The largest financial supporter of Sen. Tom Harkin’s numerous campaigns and a prominent donor to the Harkin Institute of Public Policy at Iowa State University is also a prominent beneficiary of health care policies supported by the Iowa Democrat.
Herbalife International is a “global nutrition company that has helped people pursue a healthy, active life since 1980,” according to its website. The company sells dietary and weight-loss products through independent distributors.
Herbalife’s employees and PACs were Sen. Harkin’s largest contributors between 1989 and 2012, according to the Center for Responsive Politics. They donated $87,636 during his most recent reelection campaign.
Herbalife also donated $100,000 to the Harkin Institute of Public Policy at Iowa State University, records show.
Herbalife may have benefitted from Sen. Harkin’s legislative prominence.
Harkin is chairman of the Senate Health, Education, Labor, and Pensions Committee. He “crafted the prevention and wellness title of the health reform bill, the Patient Protection and Affordable Care Act,” his website says.
The wellness section of Obamacare promotes “prevention, wellness, and the public health and provides an unprecedented funding commitment to these areas” and “empowers families by giving them tools to find the best science-based nutrition information.”
Title IV includes body mass index measurements in its preventative service appointments, which the law requires health insurance plans cover for free. Herbalife is well known for its weight-loss products.

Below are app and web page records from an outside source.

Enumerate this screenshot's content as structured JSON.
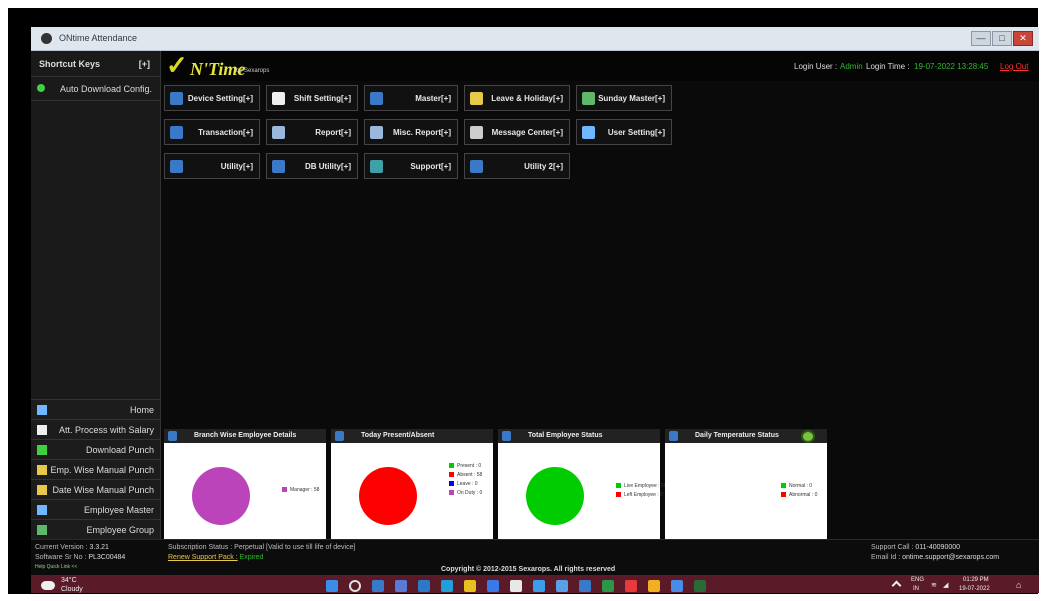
{
  "window": {
    "title": "ONtime Attendance",
    "minimize": "—",
    "maximize": "□",
    "close": "✕"
  },
  "sidebar": {
    "shortcut_keys": "Shortcut Keys",
    "shortcut_toggle": "[+]",
    "auto_download": "Auto Download Config.",
    "items": [
      {
        "label": "Home",
        "icon": "home-icon",
        "color": "#6fb7ff"
      },
      {
        "label": "Att. Process with Salary",
        "icon": "calendar-icon",
        "color": "#f0f0f0"
      },
      {
        "label": "Download Punch",
        "icon": "download-icon",
        "color": "#3fd13f"
      },
      {
        "label": "Emp. Wise Manual Punch",
        "icon": "user-icon",
        "color": "#e8c848"
      },
      {
        "label": "Date Wise Manual Punch",
        "icon": "hand-icon",
        "color": "#e8c848"
      },
      {
        "label": "Employee Master",
        "icon": "person-icon",
        "color": "#6fb7ff"
      },
      {
        "label": "Employee Group",
        "icon": "group-icon",
        "color": "#5fb86a"
      }
    ]
  },
  "header": {
    "logo_mark": "✓",
    "logo_text": "N'Time",
    "logo_by": "by Sexarops",
    "login_user_label": "Login User :",
    "login_user": "Admin",
    "login_time_label": "Login Time :",
    "login_time": "19-07-2022 13:28:45",
    "logout": "Log Out"
  },
  "modules": [
    {
      "label": "Device Setting[+]",
      "icon": "device-icon",
      "color": "#3a78c8"
    },
    {
      "label": "Shift Setting[+]",
      "icon": "clock-icon",
      "color": "#f0f0f0"
    },
    {
      "label": "Master[+]",
      "icon": "master-icon",
      "color": "#3a78c8"
    },
    {
      "label": "Leave & Holiday[+]",
      "icon": "leave-icon",
      "color": "#e8c848"
    },
    {
      "label": "Sunday Master[+]",
      "icon": "money-icon",
      "color": "#5fb86a"
    },
    {
      "label": "Transaction[+]",
      "icon": "transaction-icon",
      "color": "#3a78c8"
    },
    {
      "label": "Report[+]",
      "icon": "report-icon",
      "color": "#9ab7dc"
    },
    {
      "label": "Misc. Report[+]",
      "icon": "misc-report-icon",
      "color": "#9ab7dc"
    },
    {
      "label": "Message Center[+]",
      "icon": "message-icon",
      "color": "#cccccc"
    },
    {
      "label": "User Setting[+]",
      "icon": "user-setting-icon",
      "color": "#6fb7ff"
    },
    {
      "label": "Utility[+]",
      "icon": "utility-icon",
      "color": "#3a78c8"
    },
    {
      "label": "DB Utility[+]",
      "icon": "db-icon",
      "color": "#3a78c8"
    },
    {
      "label": "Support[+]",
      "icon": "support-icon",
      "color": "#3fa0a8"
    },
    {
      "label": "Utility 2[+]",
      "icon": "utility2-icon",
      "color": "#3a78c8"
    }
  ],
  "panels": [
    {
      "title": "Branch Wise Employee Details",
      "pie_color": "#bb44bb",
      "legend": [
        {
          "label": "Manager : 58",
          "color": "#bb44bb"
        }
      ]
    },
    {
      "title": "Today Present/Absent",
      "pie_color": "#ff0000",
      "legend": [
        {
          "label": "Present : 0",
          "color": "#00cc00"
        },
        {
          "label": "Absent : 58",
          "color": "#ff0000"
        },
        {
          "label": "Leave : 0",
          "color": "#0000ff"
        },
        {
          "label": "On Duty : 0",
          "color": "#bb44bb"
        }
      ]
    },
    {
      "title": "Total Employee Status",
      "pie_color": "#00cc00",
      "legend": [
        {
          "label": "Live Employee : 58",
          "color": "#00cc00"
        },
        {
          "label": "Left Employee : 0",
          "color": "#ff0000"
        }
      ]
    },
    {
      "title": "Daily Temperature Status",
      "pie_color": "#ffffff",
      "legend": [
        {
          "label": "Normal : 0",
          "color": "#00cc00"
        },
        {
          "label": "Abnormal : 0",
          "color": "#ff0000"
        }
      ]
    }
  ],
  "footer": {
    "version_label": "Current Version :",
    "version": "3.3.21",
    "serial_label": "Software Sr No :",
    "serial": "PL3C00484",
    "quick_link": "Help Quick Link <<",
    "subscription": "Subscription Status : Perpetual [Valid to use till life of device]",
    "renew": "Renew Support Pack :",
    "renew_status": "Expired",
    "copyright": "Copyright © 2012-2015 Sexarops. All rights reserved",
    "support_call_label": "Support Call :",
    "support_call": "011-40090000",
    "email_label": "Email Id",
    "email": ": ontime.support@sexarops.com"
  },
  "taskbar": {
    "weather_temp": "34°C",
    "weather_desc": "Cloudy",
    "lang_top": "ENG",
    "lang_bottom": "IN",
    "time": "01:29 PM",
    "date": "19-07-2022"
  }
}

Harkin also introduced the Dietary Supplement Health and Education Act (DSHEA) in 1994, which “revolutionized the way that supplements are regulated and sold in the United States,” according to his website.
Herbalife also supported DSHEA, as it made clear in an interview with Sen. Harkin posted on one distribution website.
DSHEA “gave Americans the freedom and choice they enjoy in buying our products,” Herbalife wrote.
Harkin spoke highly of Herbalife’s products during the interview. “I strongly believe in helping people help themselves and that’s what Herbalife’s all about,” he said at the beginning of the interview. He continued to praise Herbalife throughout.
Herbalife’s stock value (NYSE: HLF) has risen substantially since the passage of the Affordable Care Act, aka Obamacare, in 2010. The stock had consistently hovered below $20 per share, rising to a maximum of $25. The price increased when Obamacare passed, topping out at $72.32 on April 20, 2012, before questions about the company's business model's legitimacy caused its stock value to drop dramatically.
Herbalife’s value bottomed out at $26.02 before rebounding to well above its pre-Obamacare peak. It is currently selling at $44.85 per share.
Herbalife’s profits also have risen sharply. Herbalife’s net income shot up by more than $100 million in 2011 over 2010. And Herbalife’s sales have risen from $1.3 billion in 2004 to $2.1 billion in 2007, $2.7 billion in 2010, and $3.5 billion in 2011.
Herbalife did not return multiple requests for comment.
Harkin Institute interim director David Peterson told the Free Beacon that the institute is not currently involved in any policy research and has not had any contact with Herbalife or any donors to the Institute.
“The donors have exactly zero influence on the institute’s research. There is no formal or informal mechanism for any donor to communicate any research agenda or priorities to the Harkin Institute. I have not spoken with any of the donors to the institute,” Peterson wrote in an email. He indicated the Iowa Board of Regents guides the institute’s research.
The Harkin Institute itself has been mired in controversy. Harkin’s wife, who sits on the board, rammed approval of the institute through the Board of Regents before her allies rotated off, leaving some regents completely ignorant of the institute until shortly before the vote.
As the Free Beacon has reported previously, another business whose interests the senator has championed was one of the biggest donors to the institute. The Board of Regents has since voted to forbid any new academic centers from being named for an active politician.
Sen. Harkin’s office did not return a request for comment.